Beyond Blockbuster: DEJ Works Outside the Spotlight for Its Indie Deals
by Wendy Mitchell
The Miramaxes of the world grab headlines often, but there’s a company acquiring 70-80 indie films per year that you don’t hear much about — DEJ Productions. When you think of the phenomenal success of “Monster,” Newmarket Films is probably the first company that springs to mind, but DEJ was involved with Patty Jenkins‘ Oscar winner even before Bob Berney & company came on board (and even before Charlize Theron signed on). DEJ worked with Columbia TriStar Home Entertainment to bring the film to DVD earlier this month, packaged both alone and with Nick Broomfield‘s doc “Aileen: The Life and Death of a Serial Killer.”
But most of the company’s deals don’t draw much attention. “We’re under the radar,” admitted DEJ president Andy Reimer, a veteran of Lions Gate and Trimark. “We feel like as a company we’ve grown a lot, we’ve evolved a lot and made better and bigger strides in the work we do and the movies we’re associated with. Perhaps we’ll beat our chest a little louder in the future and try to be as high profile as we ought to be.”
Los Angeles-based DEJ is a 100-percent-owned subsidiary of Blockbuster (currently owned by behemoth Viacom). Since its founding in late 1999, it has changed strategies slightly. The company was founded on the idea of acquiring independent films to be distributed on home video exclusively at Blockbuster stores, but now, Reimer explained, “The thrust of the business has evolved to acquiring not just video rights, but we acquire all rights in all mediam and to have a business model approach to the marketplace as a whole although Blockbuster is obviously an important part of the equation for us.” Continuing Reimer said, “It becomes an almost essential element of our overall business model that we can have product that is going to satisfy the larger marketplace as a whole. Blockbuster is, for us, as any distributor, an important component, but it is not the entire equation.”

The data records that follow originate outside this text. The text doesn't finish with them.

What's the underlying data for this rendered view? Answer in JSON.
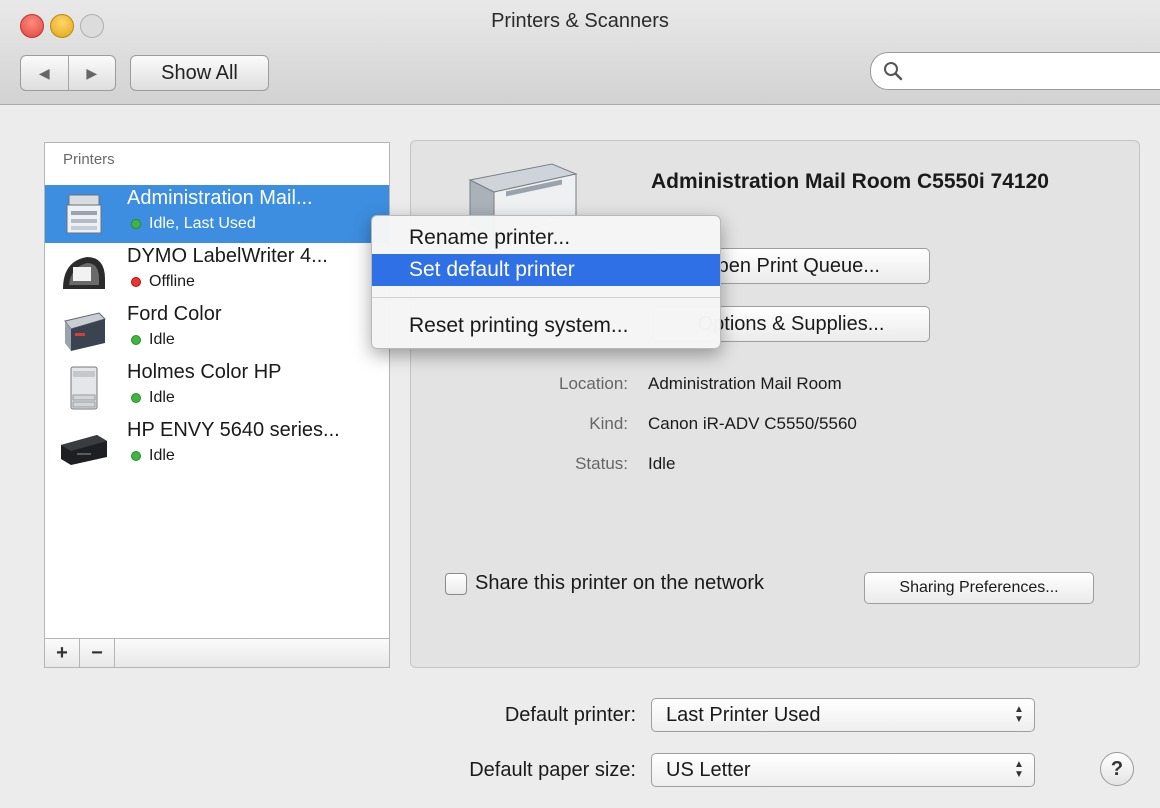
{
  "window": {
    "title": "Printers & Scanners"
  },
  "toolbar": {
    "back_glyph": "◀",
    "forward_glyph": "▶",
    "show_all_label": "Show All",
    "search_placeholder": ""
  },
  "printers": {
    "header": "Printers",
    "items": [
      {
        "name": "Administration Mail...",
        "status": "Idle, Last Used",
        "status_color": "green",
        "icon": "multifunction-printer-icon",
        "selected": true
      },
      {
        "name": "DYMO LabelWriter 4...",
        "status": "Offline",
        "status_color": "red",
        "icon": "label-printer-icon",
        "selected": false
      },
      {
        "name": "Ford Color",
        "status": "Idle",
        "status_color": "green",
        "icon": "laser-printer-icon",
        "selected": false
      },
      {
        "name": "Holmes Color HP",
        "status": "Idle",
        "status_color": "green",
        "icon": "tower-printer-icon",
        "selected": false
      },
      {
        "name": "HP ENVY 5640 series...",
        "status": "Idle",
        "status_color": "green",
        "icon": "inkjet-printer-icon",
        "selected": false
      }
    ],
    "add_label": "+",
    "remove_label": "−"
  },
  "detail": {
    "title": "Administration Mail Room C5550i 74120",
    "open_queue_label": "Open Print Queue...",
    "options_label": "Options & Supplies...",
    "info": [
      {
        "label": "Location:",
        "value": "Administration Mail Room"
      },
      {
        "label": "Kind:",
        "value": "Canon iR-ADV C5550/5560"
      },
      {
        "label": "Status:",
        "value": "Idle"
      }
    ],
    "share_label": "Share this printer on the network",
    "share_checked": false,
    "sharing_prefs_label": "Sharing Preferences..."
  },
  "context_menu": {
    "items": [
      {
        "label": "Rename printer...",
        "highlighted": false
      },
      {
        "label": "Set default printer",
        "highlighted": true
      },
      {
        "label": "Reset printing system...",
        "highlighted": false
      }
    ]
  },
  "bottom": {
    "default_printer_label": "Default printer:",
    "default_printer_value": "Last Printer Used",
    "paper_size_label": "Default paper size:",
    "paper_size_value": "US Letter",
    "help_glyph": "?"
  },
  "colors": {
    "selection": "#3d8ee0",
    "menu_highlight": "#2f70e6",
    "status_green": "#3fb63f",
    "status_red": "#e33333"
  }
}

Some notable recent acquisitions include two films from Sundance, “Employee of the Month” starring Matt Dillon and Christina Applegate, and “Grand Theft Parsons,” starring Johnny Knoxville (which was recently released theatrically by the film’s producers).

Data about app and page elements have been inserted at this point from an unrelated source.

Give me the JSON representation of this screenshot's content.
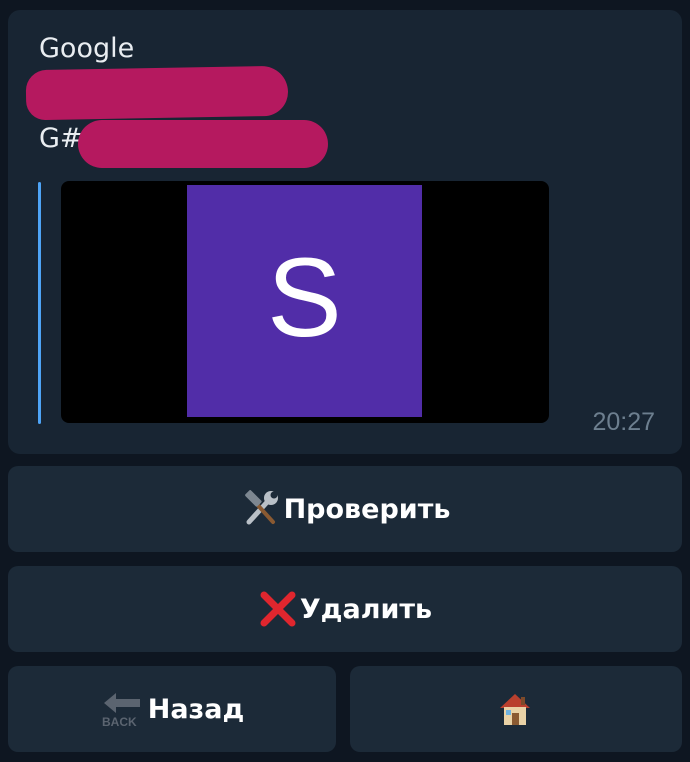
{
  "message": {
    "sender": "Google",
    "line2_prefix": "G#",
    "preview_letter": "S",
    "time": "20:27"
  },
  "keyboard": {
    "check_label": "Проверить",
    "delete_label": "Удалить",
    "back_label": "Назад",
    "back_icon_text": "BACK",
    "icons": {
      "check": "hammer-and-wrench-icon",
      "delete": "cross-mark-icon",
      "back": "back-arrow-icon",
      "home": "house-icon"
    }
  },
  "colors": {
    "background": "#0e1621",
    "bubble": "#182533",
    "button": "#1c2a38",
    "redaction": "#b5195f",
    "quote_bar": "#4ea4f6",
    "preview_tile": "#512da8",
    "time": "#6d7f8f"
  }
}
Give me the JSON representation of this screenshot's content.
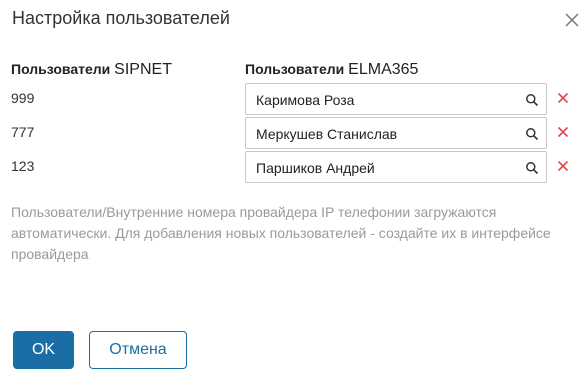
{
  "dialog": {
    "title": "Настройка пользователей",
    "close_icon": "close-icon"
  },
  "columns": {
    "left_prefix": "Пользователи",
    "left_brand": "SIPNET",
    "right_prefix": "Пользователи",
    "right_brand": "ELMA365"
  },
  "rows": [
    {
      "number": "999",
      "user": "Каримова Роза"
    },
    {
      "number": "777",
      "user": "Меркушев Станислав"
    },
    {
      "number": "123",
      "user": "Паршиков Андрей"
    }
  ],
  "hint": "Пользователи/Внутренние номера провайдера IP телефонии загружаются автоматически. Для добавления новых пользователей - создайте их в интерфейсе провайдера",
  "buttons": {
    "ok_label": "OK",
    "cancel_label": "Отмена"
  },
  "colors": {
    "primary": "#1b6ea5",
    "remove": "#e0474c",
    "hint": "#9a9a9a"
  },
  "icons": {
    "search": "search-icon",
    "remove": "remove-icon",
    "close": "close-icon"
  }
}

The company tries to acquire all media rights to a film and sometimes carves up the rights to other companies, like it did with the Newmarket theatrical service deal for “Monster,” or with theatrical deals for other indies such as the multiple Independent Spirit Awards nominee “Dahmer” or the cult hit “The Boondock Saints.” The company has occasionally dipped into theatrical releasing itself, like with the recent film “Shade,” starring Gabriel Byrne, Jamie Foxx, Stuart Townsend, and Sylvester Stallone. Reimer said the company could do more limited theatrical releases in the future. “It’s a really tough and very risky business although it sometimes is appropriate. It’s a side of the biz that is really difficult and I think we should view it as such — we want to be opportunistic about it, but we also are aware of the risk that is involved with it.” But he said directors and producers are eager for theatrical runs. “In some cases it’s just not economically viable… many times filmmakers are able to (raise) some sort of P&A capital on their own and we try to be entirely supportive of that.”

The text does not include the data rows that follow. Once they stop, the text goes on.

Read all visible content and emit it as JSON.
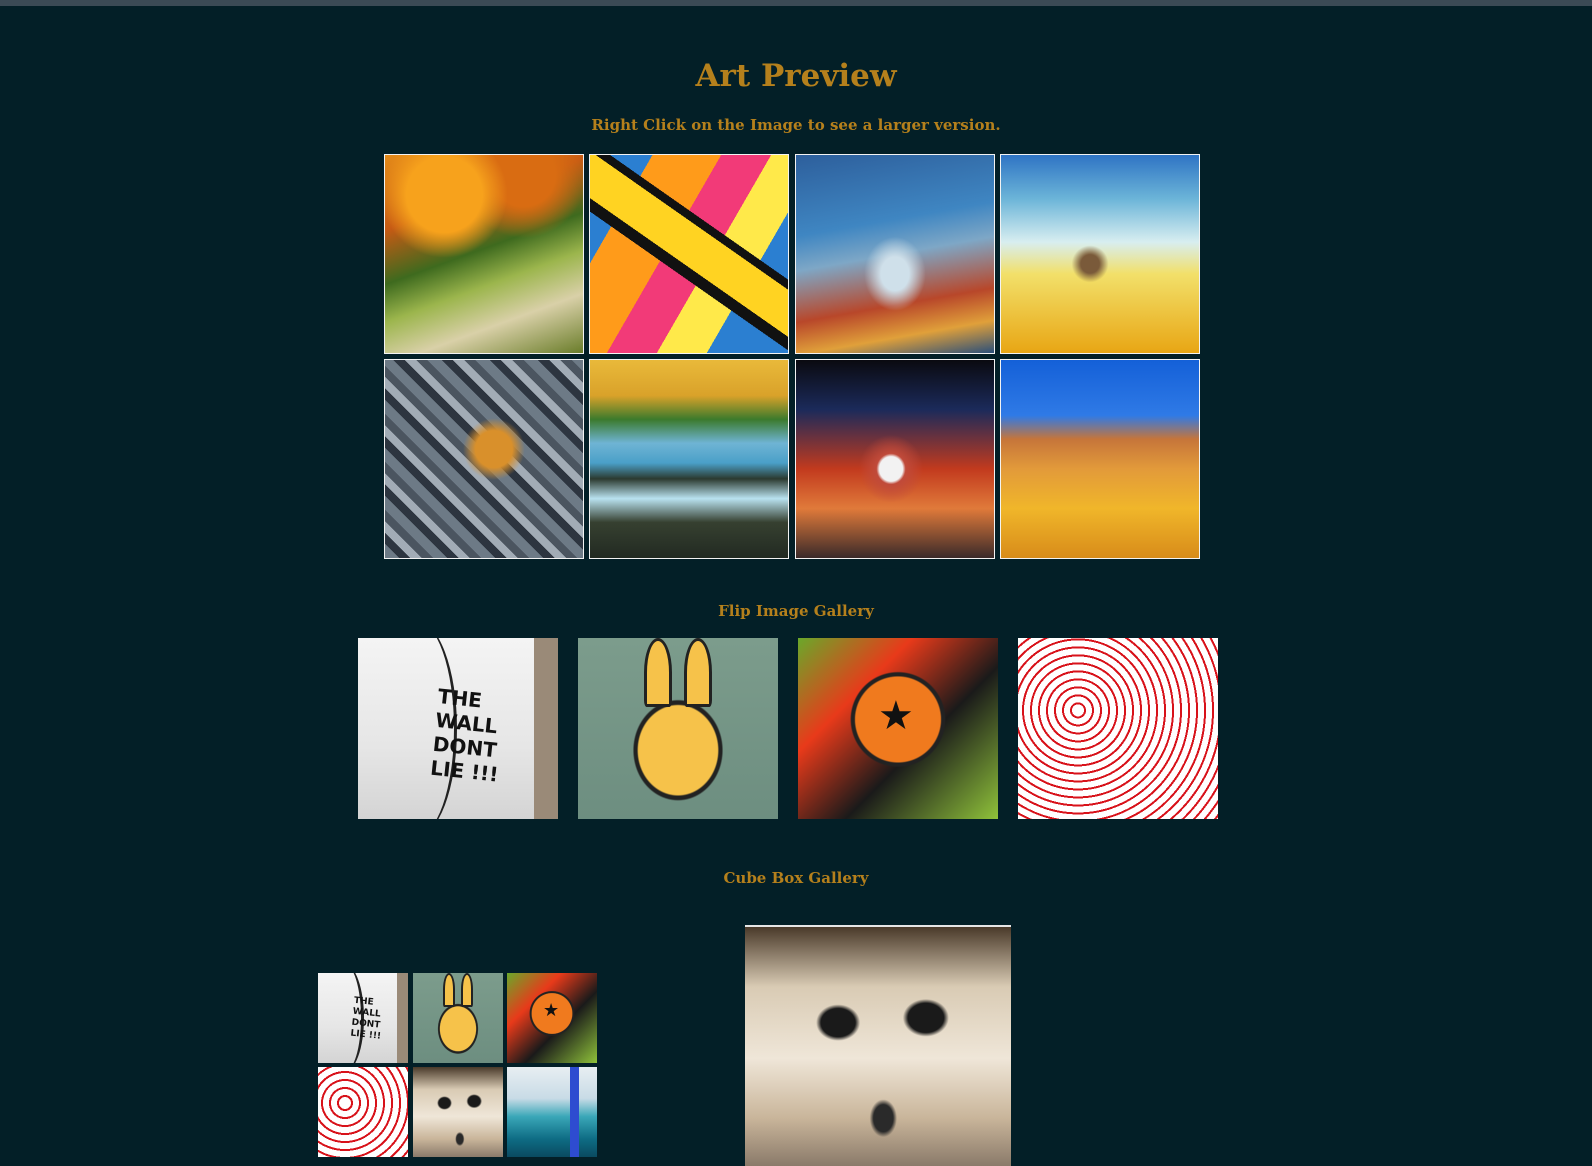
{
  "page": {
    "title": "Art Preview",
    "subtitle": "Right Click on the Image to see a larger version."
  },
  "preview_gallery": {
    "images": [
      {
        "name": "autumn-path-painting"
      },
      {
        "name": "graffiti-letters"
      },
      {
        "name": "water-splash"
      },
      {
        "name": "beach-painting"
      },
      {
        "name": "metal-number-one"
      },
      {
        "name": "waterfall-painting"
      },
      {
        "name": "glass-droplet"
      },
      {
        "name": "house-painting"
      }
    ]
  },
  "flip_gallery": {
    "title": "Flip Image Gallery",
    "wall_text": "THE WALL DONT LIE !!!"
  },
  "cube_gallery": {
    "title": "Cube Box Gallery",
    "wall_text": "THE WALL DONT LIE !!!"
  },
  "colors": {
    "background": "#031f27",
    "accent": "#b5801c",
    "tile_border": "#f3f3f3"
  }
}
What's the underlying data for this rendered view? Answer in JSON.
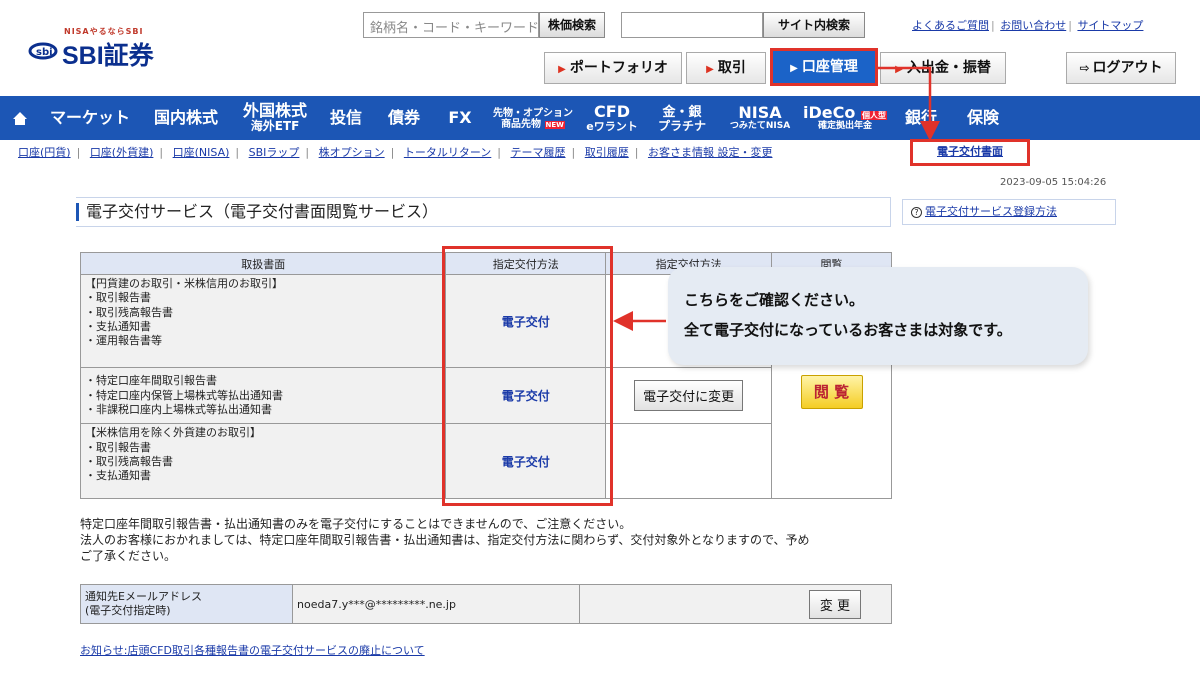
{
  "header": {
    "logo_small": "NISAやるならSBI",
    "logo_text": "SBI証券",
    "stock_search_placeholder": "銘柄名・コード・キーワード",
    "stock_search_button": "株価検索",
    "site_search_value": "",
    "site_search_button": "サイト内検索",
    "top_links": [
      "よくあるご質問",
      "お問い合わせ",
      "サイトマップ"
    ],
    "main_buttons": [
      "ポートフォリオ",
      "取引",
      "口座管理",
      "入出金・振替"
    ],
    "logout": "ログアウト"
  },
  "nav": {
    "items": [
      {
        "label": "マーケット"
      },
      {
        "label": "国内株式"
      },
      {
        "label": "外国株式",
        "sub": "海外ETF"
      },
      {
        "label": "投信"
      },
      {
        "label": "債券"
      },
      {
        "label": "FX"
      },
      {
        "label": "先物・オプション",
        "sub": "商品先物",
        "badge": "NEW"
      },
      {
        "label": "CFD",
        "sub": "eワラント"
      },
      {
        "label": "金・銀",
        "sub": "プラチナ"
      },
      {
        "label": "NISA",
        "sub": "つみたてNISA"
      },
      {
        "label": "iDeCo",
        "sub": "確定拠出年金",
        "badge": "個人型"
      },
      {
        "label": "銀行"
      },
      {
        "label": "保険"
      }
    ]
  },
  "subnav": {
    "items": [
      "口座(円貨)",
      "口座(外貨建)",
      "口座(NISA)",
      "SBIラップ",
      "株オプション",
      "トータルリターン",
      "テーマ履歴",
      "取引履歴",
      "お客さま情報 設定・変更"
    ],
    "active": "電子交付書面"
  },
  "timestamp": "2023-09-05 15:04:26",
  "page": {
    "title": "電子交付サービス（電子交付書面閲覧サービス）",
    "help_link": "電子交付サービス登録方法"
  },
  "table": {
    "headers": [
      "取扱書面",
      "指定交付方法",
      "指定交付方法",
      "閲覧"
    ],
    "rows": [
      {
        "docs": [
          "【円貨建のお取引・米株信用のお取引】",
          "・取引報告書",
          "・取引残高報告書",
          "・支払通知書",
          "・運用報告書等"
        ],
        "method": "電子交付"
      },
      {
        "docs": [
          "・特定口座年間取引報告書",
          "・特定口座内保管上場株式等払出通知書",
          "・非課税口座内上場株式等払出通知書"
        ],
        "method": "電子交付",
        "change_label": "電子交付に変更"
      },
      {
        "docs": [
          "【米株信用を除く外貨建のお取引】",
          "・取引報告書",
          "・取引残高報告書",
          "・支払通知書"
        ],
        "method": "電子交付"
      }
    ],
    "view_label": "閲 覧"
  },
  "callout": {
    "line1": "こちらをご確認ください。",
    "line2": "全て電子交付になっているお客さまは対象です。"
  },
  "notes": {
    "line1": "特定口座年間取引報告書・払出通知書のみを電子交付にすることはできませんので、ご注意ください。",
    "line2": "法人のお客様におかれましては、特定口座年間取引報告書・払出通知書は、指定交付方法に関わらず、交付対象外となりますので、予め",
    "line3": "ご了承ください。"
  },
  "mail": {
    "label_line1": "通知先Eメールアドレス",
    "label_line2": "(電子交付指定時)",
    "value": "noeda7.y***@*********.ne.jp",
    "button": "変 更"
  },
  "notice": "お知らせ:店頭CFD取引各種報告書の電子交付サービスの廃止について",
  "colors": {
    "nav_blue": "#1c56b5",
    "highlight_red": "#e0322a",
    "link_blue": "#1a3aa8"
  }
}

Of DEJ’s 15 staffers, only Reimer and Stephen Break work on acquisitions. Their buying strategy involves attending major film festivals and markets, reading industry reports, and staying in touch with producers. Going forward, Reimer said that the company may scale back to about 45-50 acquisitions per year. The company doesn’t concentrate on any particular genre of film, though almost all of its buys are English-language works. DEJ tends not to pursue many documentaries, because, Reimer said, “there is a tough video marketplace for them at the moment.”
Deals range in the “very, very low six figures” for smaller indie productions up to the occasional multi-million dollar deal for larger films. One such larger buy was an action thriller called “Eye See You” starring Sylvester Stallone; DEJ bought the rights from the film from Universal and opened it in a small theatrical run and a big video release.
The “Monster” deal was a special case. DEJ met with director Jenkins very early in the process. “We had read the script and been a fan of it and wanted to see if there was some way we could be involved. As it turned out, the producers were able to raise full financing of the film from another source and we sort of sat on the sidelines for a while and hoped that we would be able to stay involved,” Reimer said. DEJ stayed in touch with the “Monster” financiers, Media 8 Entertainment, and when the company showed a few minutes of the film at Cannes in 2003, DEJ aggressively pursued (and acquired) the North American, U.K., and Australian rights. Part of that deal stipulated finding the best way to exploit the film theatrically. And that’s when Media 8 and DEJ started working with Newmarket.
Having a parent company like Blockbuster gave DEJ the financial support it needed. “We stepped up to the plate and provided the P&A that was necessary to get the film ultimately to the place that it got to,” Reimer said. “Newmarket did not pay for the P&A, very initial P&A was paid for by Media 8, but the vast, vast majority of it was spent by DEJ.”